“President Trump is fighting to ensure all Americans have access to the Health Care they need,” said CMS Administrator Seema Verma. “While premiums have stabilized, middle class Americans can’t afford Obamacare’s expensive premiums.”
The report shows people who do not qualify for subsidies continue to be priced out of the market. Unsubsidized enrollment declined by over 300,000 enrollees in 2019 – the third consecutive year of declining enrollment. From 2016 to 2019, unsubsidized enrollment declined by 2.8 million people, representing a 45-percent drop nationally. Though unsubsidized enrollment continues decreasing, the rate of decline dropped to 9 percent in 2019 – down from a 20 percent drop in 2017, and a 24 percent drop in 2018. This lower rate of decline occurred at the same time premium rate leveled off after increasing by double-digits in 2017 and 2018.
At the state level, the percentage change in unsubsidized enrollment from 2016 to 2019 varied Nationwide from a 4-percent drop in Rhode Island, to a 90-percent drop in Iowa. This state data also shows the important connection between premiums and enrollment, as states with larger declines in unsubsidized enrollment experienced higher premium increases on average.
Stable premiums and a more moderate decline in enrollment on the individual market in 2019 demonstrate that the Trump Administration’s policies to stabilize the individual market are working. President Trump prioritized health care immediately upon taking office in 2017, issuing an executive order on day one to minimize the burdens cause by the Affordable Care Act. Shortly after the Administration took office, CMS issued a proposed Market Stabilization Rule. This swift action was followed by additional steps, giving states new tools to stabilize their markets and offer more affordable options.

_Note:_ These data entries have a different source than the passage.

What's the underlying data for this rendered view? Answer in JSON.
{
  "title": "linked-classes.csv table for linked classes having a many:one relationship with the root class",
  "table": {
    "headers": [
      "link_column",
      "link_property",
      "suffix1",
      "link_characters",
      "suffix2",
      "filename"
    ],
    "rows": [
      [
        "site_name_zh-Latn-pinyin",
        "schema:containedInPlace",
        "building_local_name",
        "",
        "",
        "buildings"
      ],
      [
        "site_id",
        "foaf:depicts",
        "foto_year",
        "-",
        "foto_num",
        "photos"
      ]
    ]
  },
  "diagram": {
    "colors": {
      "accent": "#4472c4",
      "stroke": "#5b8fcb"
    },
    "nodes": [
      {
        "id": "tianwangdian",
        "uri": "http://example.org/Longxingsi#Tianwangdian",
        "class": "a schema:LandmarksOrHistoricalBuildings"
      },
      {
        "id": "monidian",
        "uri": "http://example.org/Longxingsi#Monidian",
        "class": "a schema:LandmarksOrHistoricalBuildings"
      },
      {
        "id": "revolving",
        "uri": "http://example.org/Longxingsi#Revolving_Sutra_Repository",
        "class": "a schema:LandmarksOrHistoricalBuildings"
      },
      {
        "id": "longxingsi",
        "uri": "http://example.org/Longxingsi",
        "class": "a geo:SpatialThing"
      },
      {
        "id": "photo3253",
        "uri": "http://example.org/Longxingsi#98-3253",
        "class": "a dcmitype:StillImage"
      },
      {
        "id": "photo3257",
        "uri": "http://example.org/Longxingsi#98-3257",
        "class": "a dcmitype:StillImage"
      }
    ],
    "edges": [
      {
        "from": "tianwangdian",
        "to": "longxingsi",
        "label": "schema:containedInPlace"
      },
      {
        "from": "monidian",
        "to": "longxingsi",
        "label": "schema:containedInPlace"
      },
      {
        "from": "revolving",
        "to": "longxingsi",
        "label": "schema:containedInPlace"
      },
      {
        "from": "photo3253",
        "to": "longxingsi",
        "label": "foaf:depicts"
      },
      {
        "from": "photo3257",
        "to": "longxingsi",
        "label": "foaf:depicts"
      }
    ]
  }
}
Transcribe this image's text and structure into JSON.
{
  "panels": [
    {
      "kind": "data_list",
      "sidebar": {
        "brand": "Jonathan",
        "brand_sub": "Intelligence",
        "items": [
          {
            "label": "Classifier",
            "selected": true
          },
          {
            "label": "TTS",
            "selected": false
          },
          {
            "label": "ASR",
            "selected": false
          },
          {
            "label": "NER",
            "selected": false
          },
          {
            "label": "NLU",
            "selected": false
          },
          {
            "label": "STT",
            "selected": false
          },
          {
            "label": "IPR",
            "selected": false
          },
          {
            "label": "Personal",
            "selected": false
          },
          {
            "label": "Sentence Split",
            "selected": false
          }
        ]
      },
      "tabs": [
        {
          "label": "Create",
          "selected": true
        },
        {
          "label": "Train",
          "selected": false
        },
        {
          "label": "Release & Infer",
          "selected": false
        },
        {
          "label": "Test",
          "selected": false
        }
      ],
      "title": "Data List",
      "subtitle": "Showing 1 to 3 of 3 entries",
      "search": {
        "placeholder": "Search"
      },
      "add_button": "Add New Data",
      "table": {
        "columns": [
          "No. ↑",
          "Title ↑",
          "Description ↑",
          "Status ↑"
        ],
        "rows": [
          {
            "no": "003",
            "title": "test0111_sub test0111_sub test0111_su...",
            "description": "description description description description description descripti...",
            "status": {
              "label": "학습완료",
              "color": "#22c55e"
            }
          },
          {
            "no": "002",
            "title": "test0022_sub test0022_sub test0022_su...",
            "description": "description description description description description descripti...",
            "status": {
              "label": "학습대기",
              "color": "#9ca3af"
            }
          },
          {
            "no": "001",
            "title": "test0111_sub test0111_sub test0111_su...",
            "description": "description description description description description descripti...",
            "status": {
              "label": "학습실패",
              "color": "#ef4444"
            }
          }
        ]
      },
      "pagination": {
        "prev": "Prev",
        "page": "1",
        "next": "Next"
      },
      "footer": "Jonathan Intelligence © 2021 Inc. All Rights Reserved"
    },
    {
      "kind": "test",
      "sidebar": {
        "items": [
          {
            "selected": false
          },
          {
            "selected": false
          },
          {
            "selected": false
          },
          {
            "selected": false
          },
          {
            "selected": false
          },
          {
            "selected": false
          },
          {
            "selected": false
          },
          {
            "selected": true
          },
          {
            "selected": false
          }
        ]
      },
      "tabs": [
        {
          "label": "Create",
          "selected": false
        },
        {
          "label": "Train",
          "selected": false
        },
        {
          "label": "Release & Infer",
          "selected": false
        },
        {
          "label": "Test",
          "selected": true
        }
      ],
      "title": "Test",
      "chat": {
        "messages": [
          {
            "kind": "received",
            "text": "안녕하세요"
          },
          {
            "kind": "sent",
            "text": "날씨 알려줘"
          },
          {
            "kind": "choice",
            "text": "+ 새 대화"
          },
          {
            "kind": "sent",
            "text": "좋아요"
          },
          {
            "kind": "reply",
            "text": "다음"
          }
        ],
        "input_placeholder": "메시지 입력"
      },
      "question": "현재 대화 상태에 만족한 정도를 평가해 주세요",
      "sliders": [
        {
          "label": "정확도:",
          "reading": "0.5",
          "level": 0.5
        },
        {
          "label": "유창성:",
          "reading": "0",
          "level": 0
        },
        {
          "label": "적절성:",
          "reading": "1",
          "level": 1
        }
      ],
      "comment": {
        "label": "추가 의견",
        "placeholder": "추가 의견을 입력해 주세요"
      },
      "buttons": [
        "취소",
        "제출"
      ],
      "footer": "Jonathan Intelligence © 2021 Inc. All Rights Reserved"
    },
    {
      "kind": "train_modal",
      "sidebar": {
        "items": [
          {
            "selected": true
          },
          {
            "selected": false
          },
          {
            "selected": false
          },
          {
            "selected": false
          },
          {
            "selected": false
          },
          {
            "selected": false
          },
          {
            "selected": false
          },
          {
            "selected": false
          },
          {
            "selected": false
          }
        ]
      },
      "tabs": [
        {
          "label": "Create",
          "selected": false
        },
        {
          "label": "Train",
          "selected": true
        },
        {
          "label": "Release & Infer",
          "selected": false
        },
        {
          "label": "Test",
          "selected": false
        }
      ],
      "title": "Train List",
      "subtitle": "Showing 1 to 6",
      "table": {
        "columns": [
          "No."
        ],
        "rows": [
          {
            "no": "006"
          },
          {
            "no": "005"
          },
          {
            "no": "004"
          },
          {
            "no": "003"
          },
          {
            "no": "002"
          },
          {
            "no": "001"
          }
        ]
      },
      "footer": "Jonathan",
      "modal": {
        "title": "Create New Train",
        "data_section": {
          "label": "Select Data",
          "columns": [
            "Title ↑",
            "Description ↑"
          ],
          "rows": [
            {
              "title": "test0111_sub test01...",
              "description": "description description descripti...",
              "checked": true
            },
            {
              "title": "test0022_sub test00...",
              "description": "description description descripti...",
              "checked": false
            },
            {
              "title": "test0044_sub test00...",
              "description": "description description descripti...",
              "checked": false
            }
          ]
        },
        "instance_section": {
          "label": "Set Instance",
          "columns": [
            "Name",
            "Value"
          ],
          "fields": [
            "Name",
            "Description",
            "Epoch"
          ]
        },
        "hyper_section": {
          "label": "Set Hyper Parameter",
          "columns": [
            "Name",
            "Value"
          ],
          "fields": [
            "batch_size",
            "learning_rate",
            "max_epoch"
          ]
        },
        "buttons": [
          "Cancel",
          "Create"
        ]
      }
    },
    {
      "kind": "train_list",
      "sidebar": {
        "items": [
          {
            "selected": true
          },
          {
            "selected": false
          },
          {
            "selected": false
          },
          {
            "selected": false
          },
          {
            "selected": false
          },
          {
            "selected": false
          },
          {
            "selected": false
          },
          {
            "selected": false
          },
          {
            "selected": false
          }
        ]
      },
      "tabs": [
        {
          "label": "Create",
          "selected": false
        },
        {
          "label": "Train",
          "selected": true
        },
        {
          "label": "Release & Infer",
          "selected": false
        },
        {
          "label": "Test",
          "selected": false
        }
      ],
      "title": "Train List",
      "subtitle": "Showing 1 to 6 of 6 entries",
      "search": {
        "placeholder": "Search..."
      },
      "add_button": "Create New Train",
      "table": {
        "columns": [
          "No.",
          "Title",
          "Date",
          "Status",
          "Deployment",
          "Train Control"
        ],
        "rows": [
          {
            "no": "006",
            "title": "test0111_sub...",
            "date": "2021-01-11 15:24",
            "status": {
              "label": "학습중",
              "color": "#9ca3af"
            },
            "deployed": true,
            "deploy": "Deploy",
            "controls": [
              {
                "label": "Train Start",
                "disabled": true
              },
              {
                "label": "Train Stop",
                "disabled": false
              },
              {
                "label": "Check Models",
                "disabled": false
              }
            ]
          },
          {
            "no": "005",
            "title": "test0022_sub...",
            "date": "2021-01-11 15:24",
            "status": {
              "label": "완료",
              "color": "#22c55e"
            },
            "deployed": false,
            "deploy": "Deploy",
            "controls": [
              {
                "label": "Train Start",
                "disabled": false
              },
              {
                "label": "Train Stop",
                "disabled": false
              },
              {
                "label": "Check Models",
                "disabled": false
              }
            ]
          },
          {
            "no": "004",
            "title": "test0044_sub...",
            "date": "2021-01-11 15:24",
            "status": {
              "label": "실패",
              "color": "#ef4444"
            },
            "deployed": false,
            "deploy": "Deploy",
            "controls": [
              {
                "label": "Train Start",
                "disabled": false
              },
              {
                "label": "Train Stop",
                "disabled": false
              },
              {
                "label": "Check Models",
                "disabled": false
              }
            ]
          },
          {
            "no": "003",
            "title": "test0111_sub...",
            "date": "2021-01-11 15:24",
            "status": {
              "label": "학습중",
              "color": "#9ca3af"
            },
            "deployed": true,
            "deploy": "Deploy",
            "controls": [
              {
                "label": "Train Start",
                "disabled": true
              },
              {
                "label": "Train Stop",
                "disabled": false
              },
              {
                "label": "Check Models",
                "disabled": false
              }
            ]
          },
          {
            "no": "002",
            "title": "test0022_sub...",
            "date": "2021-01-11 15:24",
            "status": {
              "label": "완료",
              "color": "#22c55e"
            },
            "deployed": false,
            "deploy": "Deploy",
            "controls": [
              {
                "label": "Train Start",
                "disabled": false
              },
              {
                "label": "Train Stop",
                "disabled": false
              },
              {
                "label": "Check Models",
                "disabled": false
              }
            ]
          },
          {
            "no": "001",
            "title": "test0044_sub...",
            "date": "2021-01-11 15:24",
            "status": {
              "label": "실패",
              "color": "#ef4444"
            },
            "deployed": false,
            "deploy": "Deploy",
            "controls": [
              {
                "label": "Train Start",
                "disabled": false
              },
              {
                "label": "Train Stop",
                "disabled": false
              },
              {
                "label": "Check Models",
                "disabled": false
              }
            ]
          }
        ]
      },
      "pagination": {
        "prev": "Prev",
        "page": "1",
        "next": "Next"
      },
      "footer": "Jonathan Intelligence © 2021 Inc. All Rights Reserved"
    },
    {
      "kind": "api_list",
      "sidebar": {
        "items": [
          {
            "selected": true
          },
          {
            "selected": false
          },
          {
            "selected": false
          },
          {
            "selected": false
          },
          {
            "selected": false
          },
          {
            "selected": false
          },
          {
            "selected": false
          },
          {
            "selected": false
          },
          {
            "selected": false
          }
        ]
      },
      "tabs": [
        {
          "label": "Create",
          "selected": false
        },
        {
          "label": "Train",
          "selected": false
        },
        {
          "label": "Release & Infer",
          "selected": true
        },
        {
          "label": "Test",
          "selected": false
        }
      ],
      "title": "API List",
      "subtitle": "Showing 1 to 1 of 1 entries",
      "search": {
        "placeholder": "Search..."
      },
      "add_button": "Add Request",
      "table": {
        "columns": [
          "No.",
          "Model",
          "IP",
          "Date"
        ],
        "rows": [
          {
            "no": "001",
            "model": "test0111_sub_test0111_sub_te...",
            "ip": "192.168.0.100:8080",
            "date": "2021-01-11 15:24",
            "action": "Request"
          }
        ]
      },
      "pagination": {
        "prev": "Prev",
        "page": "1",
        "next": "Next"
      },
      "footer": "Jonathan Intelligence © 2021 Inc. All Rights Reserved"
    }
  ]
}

While the President’s policies are clearly working, this report also places a spotlight on the millions of Americans priced out of the market by the high premiums that quickly emerged after the Affordable Care Act’s main regulations took effect in 2014. The Trump Administration remains firmly committed to helping those harmed and providing every American with more affordable healthcare options especially during this unprecedented public health emergency.